• **What you need to do**
Show all lines below holding the string "slider".

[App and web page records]
=== Begin Enclosure ===
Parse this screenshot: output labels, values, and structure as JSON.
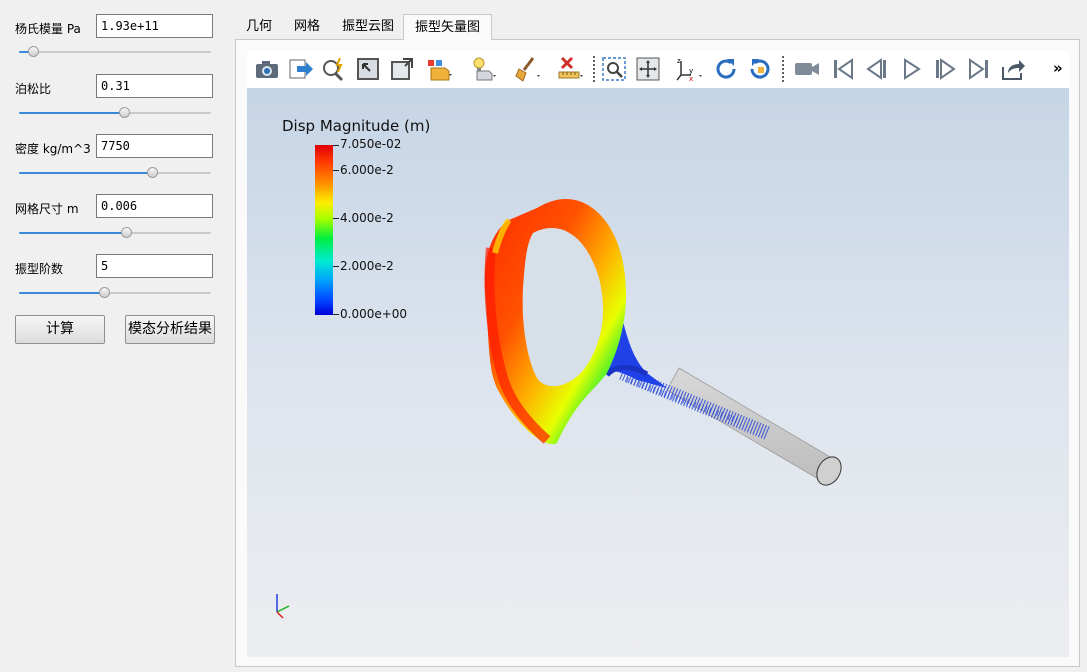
{
  "params": [
    {
      "label": "杨氏模量 Pa",
      "value": "1.93e+11",
      "slider": 0.08
    },
    {
      "label": "泊松比",
      "value": "0.31",
      "slider": 0.55
    },
    {
      "label": "密度 kg/m^3",
      "value": "7750",
      "slider": 0.7
    },
    {
      "label": "网格尺寸 m",
      "value": "0.006",
      "slider": 0.56
    },
    {
      "label": "振型阶数",
      "value": "5",
      "slider": 0.45
    }
  ],
  "buttons": {
    "compute": "计算",
    "results": "模态分析结果"
  },
  "tabs": [
    {
      "label": "几何",
      "active": false
    },
    {
      "label": "网格",
      "active": false
    },
    {
      "label": "振型云图",
      "active": false
    },
    {
      "label": "振型矢量图",
      "active": true
    }
  ],
  "toolbar": {
    "icons": [
      "camera-icon",
      "export-icon",
      "pick-icon",
      "reset-view-icon",
      "maximize-icon",
      "color-map-icon",
      "lighting-icon",
      "clean-icon",
      "ruler-icon",
      "zoom-box-icon",
      "fit-view-icon",
      "axes-orient-icon",
      "rotate-cw-icon",
      "rotate-ccw-icon",
      "record-icon",
      "first-frame-icon",
      "prev-frame-icon",
      "play-icon",
      "next-frame-icon",
      "last-frame-icon",
      "share-icon"
    ],
    "overflow": "»"
  },
  "legend": {
    "title": "Disp Magnitude (m)",
    "labels": [
      "7.050e-02",
      "6.000e-2",
      "4.000e-2",
      "2.000e-2",
      "0.000e+00"
    ],
    "colors": {
      "max": "#e10000",
      "mid": "#00ee40",
      "min": "#0000d8"
    }
  },
  "axes": {
    "x": "x",
    "y": "y",
    "z": "z"
  }
}
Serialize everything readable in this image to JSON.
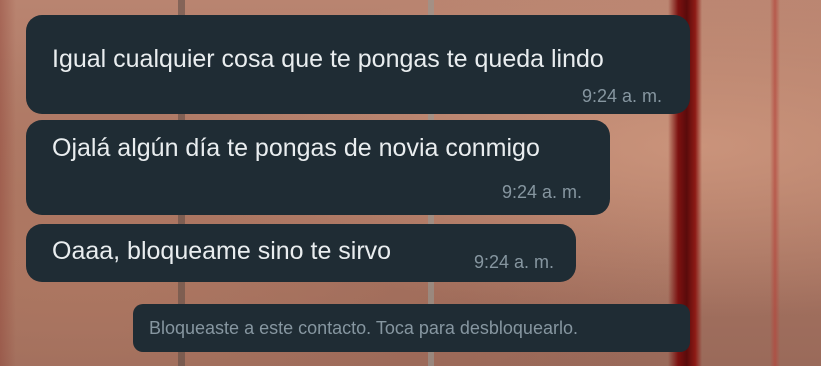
{
  "chat": {
    "messages": [
      {
        "text": "Igual cualquier cosa que te pongas te queda lindo",
        "time": "9:24 a. m."
      },
      {
        "text": "Ojalá algún día te pongas de novia conmigo",
        "time": "9:24 a. m."
      },
      {
        "text": "Oaaa, bloqueame sino te sirvo",
        "time": "9:24 a. m."
      }
    ],
    "blocked_notice": "Bloqueaste a este contacto. Toca para desbloquearlo."
  },
  "colors": {
    "bubble_background": "#1f2c34",
    "message_text": "#e9edef",
    "timestamp_text": "#8696a0"
  }
}
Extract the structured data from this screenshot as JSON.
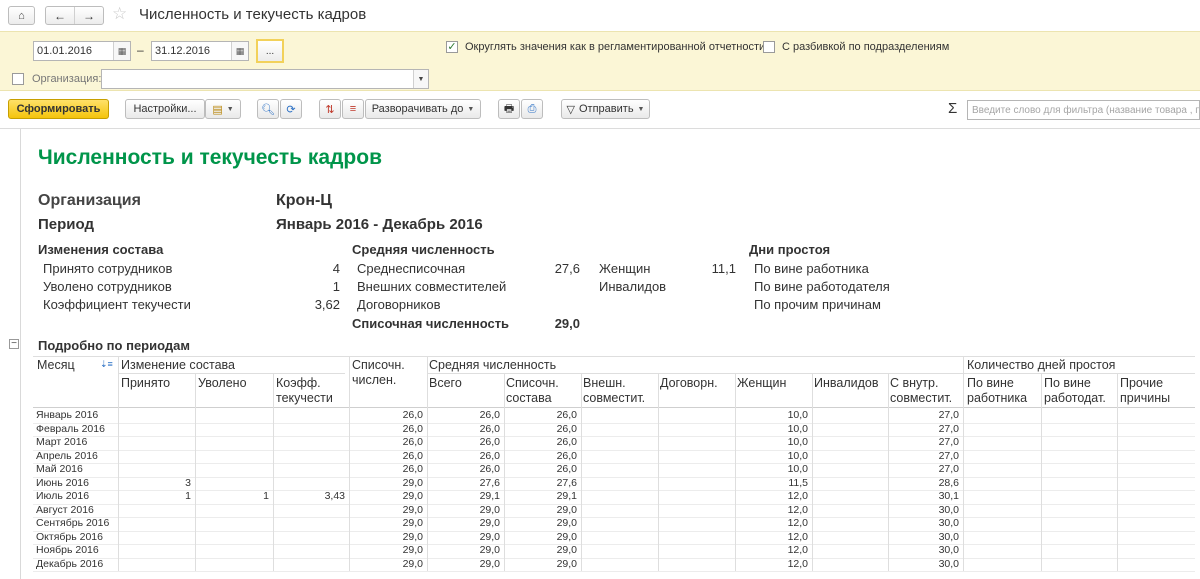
{
  "window": {
    "title": "Численность и текучесть кадров",
    "home_icon": "home-icon",
    "back_icon": "arrow-left-icon",
    "forward_icon": "arrow-right-icon",
    "favorite_icon": "star-icon"
  },
  "settings": {
    "date_from": "01.01.2016",
    "date_to": "31.12.2016",
    "date_separator": "–",
    "period_button": "...",
    "round_values_label": "Округлять значения как в регламентированной отчетности",
    "round_values_checked": true,
    "by_department_label": "С разбивкой по подразделениям",
    "by_department_checked": false,
    "organization_label": "Организация:",
    "organization_checked": false,
    "organization_value": ""
  },
  "toolbar": {
    "generate_label": "Сформировать",
    "settings_label": "Настройки...",
    "expand_label": "Разворачивать до",
    "send_label": "Отправить",
    "sigma": "Σ",
    "filter_placeholder": "Введите слово для фильтра (название товара , покупателя и т.д.)"
  },
  "report": {
    "title": "Численность и текучесть кадров",
    "org_label": "Организация",
    "org_value": "Крон-Ц",
    "period_label": "Период",
    "period_value": "Январь 2016 - Декабрь 2016",
    "changes": {
      "heading": "Изменения состава",
      "hired_label": "Принято сотрудников",
      "hired_value": "4",
      "fired_label": "Уволено сотрудников",
      "fired_value": "1",
      "turnover_label": "Коэффициент текучести",
      "turnover_value": "3,62"
    },
    "avg": {
      "heading": "Средняя численность",
      "avg_list_label": "Среднесписочная",
      "avg_list_value": "27,6",
      "external_label": "Внешних совместителей",
      "contractors_label": "Договорников",
      "list_total_label": "Списочная численность",
      "list_total_value": "29,0",
      "women_label": "Женщин",
      "women_value": "11,1",
      "disabled_label": "Инвалидов"
    },
    "idle": {
      "heading": "Дни простоя",
      "employee_fault": "По вине работника",
      "employer_fault": "По вине работодателя",
      "other_reasons": "По прочим причинам"
    },
    "detail_heading": "Подробно по периодам",
    "table": {
      "col_month": "Месяц",
      "group_changes": "Изменение состава",
      "col_hired": "Принято",
      "col_fired": "Уволено",
      "col_coef_1": "Коэфф.",
      "col_coef_2": "текучести",
      "col_list_1": "Списочн.",
      "col_list_2": "числен.",
      "group_avg": "Средняя численность",
      "col_total": "Всего",
      "col_avg_list_1": "Списочн.",
      "col_avg_list_2": "состава",
      "col_ext_1": "Внешн.",
      "col_ext_2": "совместит.",
      "col_contract": "Договорн.",
      "col_women": "Женщин",
      "col_disabled": "Инвалидов",
      "col_internal_1": "С внутр.",
      "col_internal_2": "совместит.",
      "group_idle": "Количество дней простоя",
      "col_emp_1": "По вине",
      "col_emp_2": "работника",
      "col_er_1": "По вине",
      "col_er_2": "работодат.",
      "col_other_1": "Прочие",
      "col_other_2": "причины",
      "rows": [
        {
          "month": "Январь 2016",
          "hired": "",
          "fired": "",
          "coef": "",
          "list": "26,0",
          "total": "26,0",
          "avg_list": "26,0",
          "women": "10,0",
          "internal": "27,0"
        },
        {
          "month": "Февраль 2016",
          "hired": "",
          "fired": "",
          "coef": "",
          "list": "26,0",
          "total": "26,0",
          "avg_list": "26,0",
          "women": "10,0",
          "internal": "27,0"
        },
        {
          "month": "Март 2016",
          "hired": "",
          "fired": "",
          "coef": "",
          "list": "26,0",
          "total": "26,0",
          "avg_list": "26,0",
          "women": "10,0",
          "internal": "27,0"
        },
        {
          "month": "Апрель 2016",
          "hired": "",
          "fired": "",
          "coef": "",
          "list": "26,0",
          "total": "26,0",
          "avg_list": "26,0",
          "women": "10,0",
          "internal": "27,0"
        },
        {
          "month": "Май 2016",
          "hired": "",
          "fired": "",
          "coef": "",
          "list": "26,0",
          "total": "26,0",
          "avg_list": "26,0",
          "women": "10,0",
          "internal": "27,0"
        },
        {
          "month": "Июнь 2016",
          "hired": "3",
          "fired": "",
          "coef": "",
          "list": "29,0",
          "total": "27,6",
          "avg_list": "27,6",
          "women": "11,5",
          "internal": "28,6"
        },
        {
          "month": "Июль 2016",
          "hired": "1",
          "fired": "1",
          "coef": "3,43",
          "list": "29,0",
          "total": "29,1",
          "avg_list": "29,1",
          "women": "12,0",
          "internal": "30,1"
        },
        {
          "month": "Август 2016",
          "hired": "",
          "fired": "",
          "coef": "",
          "list": "29,0",
          "total": "29,0",
          "avg_list": "29,0",
          "women": "12,0",
          "internal": "30,0"
        },
        {
          "month": "Сентябрь 2016",
          "hired": "",
          "fired": "",
          "coef": "",
          "list": "29,0",
          "total": "29,0",
          "avg_list": "29,0",
          "women": "12,0",
          "internal": "30,0"
        },
        {
          "month": "Октябрь 2016",
          "hired": "",
          "fired": "",
          "coef": "",
          "list": "29,0",
          "total": "29,0",
          "avg_list": "29,0",
          "women": "12,0",
          "internal": "30,0"
        },
        {
          "month": "Ноябрь 2016",
          "hired": "",
          "fired": "",
          "coef": "",
          "list": "29,0",
          "total": "29,0",
          "avg_list": "29,0",
          "women": "12,0",
          "internal": "30,0"
        },
        {
          "month": "Декабрь 2016",
          "hired": "",
          "fired": "",
          "coef": "",
          "list": "29,0",
          "total": "29,0",
          "avg_list": "29,0",
          "women": "12,0",
          "internal": "30,0"
        }
      ]
    }
  }
}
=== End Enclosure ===
• **Response below**
      "slider": 0.08
      "slider": 0.55
      "slider": 0.7
      "slider": 0.56
      "slider": 0.45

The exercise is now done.